London Olympics is China’s Games
LONDON—Emerging sports superpower China may not have won the medal race against the United States, but it certainly topped the gold race elsewhere in the 30th Olympic Games in London.
From Olympic food to athletes’ uniforms to souvenirs, things are Chinese. At the Athletes Village, the International Broadcast Centre and the Main Press Centre, Chinese food is the runaway winner.
The Americans, the Chinese’s main rivals in the medal race, have uniforms made in China. In fact, their Ralph Lauren-designed outfit for the Opening Ceremonies drew an outcry in the United States, particularly lawmakers, as being unpatriotic for being made in China.
The London 2012 shops, including the Mega Store at the Olympic Park, are packed daily with shoppers of souvenirs—from T-shirts and coffee mugs to pins and key rings and national flags—all made in China.
The ultimate irony at these shops is that the Union Jack, Great Britain’s flag and symbol of the hosts’ unbridled patriotism in the Olympic Games, is made in China.
Who knows, the Chinese will win the 2016 Olympic Games race for medals, all made in China.
Nokors and McDo
A number of North Korea’s athletes—15 men and 41 women—were taking it all in at the Olympic Games as the London spectacular prepared to shut down with Sunday’s Closing Ceremonies.

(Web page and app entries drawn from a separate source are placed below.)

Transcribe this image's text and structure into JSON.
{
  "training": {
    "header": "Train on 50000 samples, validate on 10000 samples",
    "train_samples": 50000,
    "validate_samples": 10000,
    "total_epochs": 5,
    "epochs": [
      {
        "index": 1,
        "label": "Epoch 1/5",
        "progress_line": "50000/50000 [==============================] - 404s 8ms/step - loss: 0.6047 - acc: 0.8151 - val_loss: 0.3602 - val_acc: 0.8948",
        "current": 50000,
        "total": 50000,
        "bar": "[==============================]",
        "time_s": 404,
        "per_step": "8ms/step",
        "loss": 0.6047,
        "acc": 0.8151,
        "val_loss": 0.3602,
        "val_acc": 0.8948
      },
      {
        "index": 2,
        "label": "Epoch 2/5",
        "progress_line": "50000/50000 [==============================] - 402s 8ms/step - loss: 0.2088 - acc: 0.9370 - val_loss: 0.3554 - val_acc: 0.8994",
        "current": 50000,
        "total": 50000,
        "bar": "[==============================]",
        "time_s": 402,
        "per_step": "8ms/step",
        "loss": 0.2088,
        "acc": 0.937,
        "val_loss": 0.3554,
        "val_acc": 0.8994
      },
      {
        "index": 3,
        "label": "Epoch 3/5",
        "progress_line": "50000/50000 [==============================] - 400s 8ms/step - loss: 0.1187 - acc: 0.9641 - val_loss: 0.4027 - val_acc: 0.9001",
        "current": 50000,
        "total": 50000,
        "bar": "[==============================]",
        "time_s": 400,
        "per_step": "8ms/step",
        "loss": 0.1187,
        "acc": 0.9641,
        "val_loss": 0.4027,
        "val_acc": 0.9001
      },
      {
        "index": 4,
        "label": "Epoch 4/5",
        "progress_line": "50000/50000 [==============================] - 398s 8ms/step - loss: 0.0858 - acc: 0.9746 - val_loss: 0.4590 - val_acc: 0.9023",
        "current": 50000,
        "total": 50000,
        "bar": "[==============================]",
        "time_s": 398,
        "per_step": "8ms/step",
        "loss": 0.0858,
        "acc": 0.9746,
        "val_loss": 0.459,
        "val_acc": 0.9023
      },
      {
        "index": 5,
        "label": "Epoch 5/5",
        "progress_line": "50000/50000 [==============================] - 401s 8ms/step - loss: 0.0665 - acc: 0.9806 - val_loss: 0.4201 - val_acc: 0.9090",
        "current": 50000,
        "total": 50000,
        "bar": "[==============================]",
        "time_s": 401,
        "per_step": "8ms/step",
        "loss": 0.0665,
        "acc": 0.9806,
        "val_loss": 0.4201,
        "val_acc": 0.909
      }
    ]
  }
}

The North Koreans were a permanent fixture at one of the most popular food areas at the giant mess hall of the Athletes Village.
A Philippine delegation official said the ubiquitous North Koreans were at McDonald’s for breakfast, lunch and dinner for more than 18 days. They ate and drank everything on the menu. Looking in awe at the giant golden arch that may very well be the trade mark of imperialist America, the North Koreans appeared to be very excited and animated as they talked, apparently about what to eat next.
McDonald’s is one of the major worldwide sponsors of the Games and provides hamburgers, fries and floats to the athletes—for free.
Subscribe to INQUIRER PLUS to get access to The Philippine Daily Inquirer & other 70+ titles, share up to 5 gadgets, listen to the news, download as early as 4am & share articles on social media. Call 896 6000.